- Activity
Copy every entry exactly.

Entries from a dataset of interfaces:
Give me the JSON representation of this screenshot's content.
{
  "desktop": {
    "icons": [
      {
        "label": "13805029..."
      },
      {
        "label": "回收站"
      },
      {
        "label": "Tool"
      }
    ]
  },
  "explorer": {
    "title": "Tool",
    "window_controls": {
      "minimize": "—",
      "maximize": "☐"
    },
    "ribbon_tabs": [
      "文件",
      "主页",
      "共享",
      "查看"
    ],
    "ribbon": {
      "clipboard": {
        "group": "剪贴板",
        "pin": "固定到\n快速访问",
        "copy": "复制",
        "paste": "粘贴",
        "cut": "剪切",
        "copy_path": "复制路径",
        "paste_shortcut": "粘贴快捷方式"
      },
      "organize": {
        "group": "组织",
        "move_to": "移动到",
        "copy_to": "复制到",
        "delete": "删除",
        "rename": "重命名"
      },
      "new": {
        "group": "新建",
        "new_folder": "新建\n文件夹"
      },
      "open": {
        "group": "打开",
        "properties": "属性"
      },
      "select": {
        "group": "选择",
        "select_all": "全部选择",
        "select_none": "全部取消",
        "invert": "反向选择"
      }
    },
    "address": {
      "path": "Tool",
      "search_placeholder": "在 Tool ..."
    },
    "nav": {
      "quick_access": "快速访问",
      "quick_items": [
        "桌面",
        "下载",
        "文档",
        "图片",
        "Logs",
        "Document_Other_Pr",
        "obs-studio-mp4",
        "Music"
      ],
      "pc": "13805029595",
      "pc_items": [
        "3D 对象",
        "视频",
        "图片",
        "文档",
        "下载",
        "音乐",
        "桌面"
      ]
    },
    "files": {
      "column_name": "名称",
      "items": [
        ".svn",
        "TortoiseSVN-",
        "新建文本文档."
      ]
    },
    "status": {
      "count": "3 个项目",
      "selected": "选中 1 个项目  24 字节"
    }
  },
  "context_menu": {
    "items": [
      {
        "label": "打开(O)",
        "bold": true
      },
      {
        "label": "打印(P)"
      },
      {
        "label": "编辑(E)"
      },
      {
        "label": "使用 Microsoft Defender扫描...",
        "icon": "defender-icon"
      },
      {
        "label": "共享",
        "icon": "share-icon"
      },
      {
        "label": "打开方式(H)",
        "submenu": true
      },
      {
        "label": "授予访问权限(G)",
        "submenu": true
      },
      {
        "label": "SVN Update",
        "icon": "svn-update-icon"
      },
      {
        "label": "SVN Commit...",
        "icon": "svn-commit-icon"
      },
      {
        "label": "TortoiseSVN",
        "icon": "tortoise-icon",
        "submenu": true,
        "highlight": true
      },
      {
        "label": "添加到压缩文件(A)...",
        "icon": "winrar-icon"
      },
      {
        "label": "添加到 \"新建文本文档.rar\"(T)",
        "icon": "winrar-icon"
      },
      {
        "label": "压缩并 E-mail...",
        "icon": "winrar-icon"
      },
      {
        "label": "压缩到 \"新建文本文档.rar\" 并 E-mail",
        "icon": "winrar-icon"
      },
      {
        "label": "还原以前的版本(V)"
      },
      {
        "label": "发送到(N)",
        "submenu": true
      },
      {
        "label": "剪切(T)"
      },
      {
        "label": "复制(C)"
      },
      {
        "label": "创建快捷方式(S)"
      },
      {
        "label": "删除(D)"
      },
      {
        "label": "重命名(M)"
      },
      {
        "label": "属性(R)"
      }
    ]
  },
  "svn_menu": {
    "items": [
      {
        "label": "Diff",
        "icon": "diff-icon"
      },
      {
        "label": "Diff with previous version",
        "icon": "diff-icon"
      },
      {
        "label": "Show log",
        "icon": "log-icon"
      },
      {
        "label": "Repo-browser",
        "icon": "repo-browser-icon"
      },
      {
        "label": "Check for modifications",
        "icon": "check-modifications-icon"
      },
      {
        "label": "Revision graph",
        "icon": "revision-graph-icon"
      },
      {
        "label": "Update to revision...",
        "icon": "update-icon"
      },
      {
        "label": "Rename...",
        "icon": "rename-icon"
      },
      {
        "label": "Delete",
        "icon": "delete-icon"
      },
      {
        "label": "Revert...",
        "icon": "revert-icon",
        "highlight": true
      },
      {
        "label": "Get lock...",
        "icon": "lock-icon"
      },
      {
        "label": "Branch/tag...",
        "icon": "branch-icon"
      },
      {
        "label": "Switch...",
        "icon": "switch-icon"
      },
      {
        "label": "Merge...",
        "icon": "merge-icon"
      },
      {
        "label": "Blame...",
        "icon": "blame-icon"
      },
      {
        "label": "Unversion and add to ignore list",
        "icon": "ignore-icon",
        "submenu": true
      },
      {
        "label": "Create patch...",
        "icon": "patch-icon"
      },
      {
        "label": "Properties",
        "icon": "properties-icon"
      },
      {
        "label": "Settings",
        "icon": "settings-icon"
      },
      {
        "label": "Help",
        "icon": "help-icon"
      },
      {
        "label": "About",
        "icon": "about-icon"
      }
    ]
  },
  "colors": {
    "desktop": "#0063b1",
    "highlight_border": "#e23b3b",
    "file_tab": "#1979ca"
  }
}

- Exercise output
Give me the JSON representation of this screenshot's content.
{
  "desktop": {
    "icons": [
      {
        "label": "13805029..."
      },
      {
        "label": "回收站"
      },
      {
        "label": "Tool"
      }
    ]
  },
  "explorer": {
    "title": "Tool",
    "window_controls": {
      "minimize": "—",
      "maximize": "☐"
    },
    "ribbon_tabs": [
      "文件",
      "主页",
      "共享",
      "查看"
    ],
    "ribbon": {
      "clipboard": {
        "group": "剪贴板",
        "pin": "固定到\n快速访问",
        "copy": "复制",
        "paste": "粘贴",
        "cut": "剪切",
        "copy_path": "复制路径",
        "paste_shortcut": "粘贴快捷方式"
      },
      "organize": {
        "group": "组织",
        "move_to": "移动到",
        "copy_to": "复制到",
        "delete": "删除",
        "rename": "重命名"
      },
      "new": {
        "group": "新建",
        "new_folder": "新建\n文件夹"
      },
      "open": {
        "group": "打开",
        "properties": "属性"
      },
      "select": {
        "group": "选择",
        "select_all": "全部选择",
        "select_none": "全部取消",
        "invert": "反向选择"
      }
    },
    "address": {
      "path": "Tool",
      "search_placeholder": "在 Tool ..."
    },
    "nav": {
      "quick_access": "快速访问",
      "quick_items": [
        "桌面",
        "下载",
        "文档",
        "图片",
        "Logs",
        "Document_Other_Pr",
        "obs-studio-mp4",
        "Music"
      ],
      "pc": "13805029595",
      "pc_items": [
        "3D 对象",
        "视频",
        "图片",
        "文档",
        "下载",
        "音乐",
        "桌面"
      ]
    },
    "files": {
      "column_name": "名称",
      "items": [
        ".svn",
        "TortoiseSVN-",
        "新建文本文档."
      ]
    },
    "status": {
      "count": "3 个项目",
      "selected": "选中 1 个项目  24 字节"
    }
  },
  "context_menu": {
    "items": [
      {
        "label": "打开(O)",
        "bold": true
      },
      {
        "label": "打印(P)"
      },
      {
        "label": "编辑(E)"
      },
      {
        "label": "使用 Microsoft Defender扫描...",
        "icon": "defender-icon"
      },
      {
        "label": "共享",
        "icon": "share-icon"
      },
      {
        "label": "打开方式(H)",
        "submenu": true
      },
      {
        "label": "授予访问权限(G)",
        "submenu": true
      },
      {
        "label": "SVN Update",
        "icon": "svn-update-icon"
      },
      {
        "label": "SVN Commit...",
        "icon": "svn-commit-icon"
      },
      {
        "label": "TortoiseSVN",
        "icon": "tortoise-icon",
        "submenu": true,
        "highlight": true
      },
      {
        "label": "添加到压缩文件(A)...",
        "icon": "winrar-icon"
      },
      {
        "label": "添加到 \"新建文本文档.rar\"(T)",
        "icon": "winrar-icon"
      },
      {
        "label": "压缩并 E-mail...",
        "icon": "winrar-icon"
      },
      {
        "label": "压缩到 \"新建文本文档.rar\" 并 E-mail",
        "icon": "winrar-icon"
      },
      {
        "label": "还原以前的版本(V)"
      },
      {
        "label": "发送到(N)",
        "submenu": true
      },
      {
        "label": "剪切(T)"
      },
      {
        "label": "复制(C)"
      },
      {
        "label": "创建快捷方式(S)"
      },
      {
        "label": "删除(D)"
      },
      {
        "label": "重命名(M)"
      },
      {
        "label": "属性(R)"
      }
    ]
  },
  "svn_menu": {
    "items": [
      {
        "label": "Diff",
        "icon": "diff-icon"
      },
      {
        "label": "Diff with previous version",
        "icon": "diff-icon"
      },
      {
        "label": "Show log",
        "icon": "log-icon"
      },
      {
        "label": "Repo-browser",
        "icon": "repo-browser-icon"
      },
      {
        "label": "Check for modifications",
        "icon": "check-modifications-icon"
      },
      {
        "label": "Revision graph",
        "icon": "revision-graph-icon"
      },
      {
        "label": "Update to revision...",
        "icon": "update-icon"
      },
      {
        "label": "Rename...",
        "icon": "rename-icon"
      },
      {
        "label": "Delete",
        "icon": "delete-icon"
      },
      {
        "label": "Revert...",
        "icon": "revert-icon",
        "highlight": true
      },
      {
        "label": "Get lock...",
        "icon": "lock-icon"
      },
      {
        "label": "Branch/tag...",
        "icon": "branch-icon"
      },
      {
        "label": "Switch...",
        "icon": "switch-icon"
      },
      {
        "label": "Merge...",
        "icon": "merge-icon"
      },
      {
        "label": "Blame...",
        "icon": "blame-icon"
      },
      {
        "label": "Unversion and add to ignore list",
        "icon": "ignore-icon",
        "submenu": true
      },
      {
        "label": "Create patch...",
        "icon": "patch-icon"
      },
      {
        "label": "Properties",
        "icon": "properties-icon"
      },
      {
        "label": "Settings",
        "icon": "settings-icon"
      },
      {
        "label": "Help",
        "icon": "help-icon"
      },
      {
        "label": "About",
        "icon": "about-icon"
      }
    ]
  },
  "colors": {
    "desktop": "#0063b1",
    "highlight_border": "#e23b3b",
    "file_tab": "#1979ca"
  }
}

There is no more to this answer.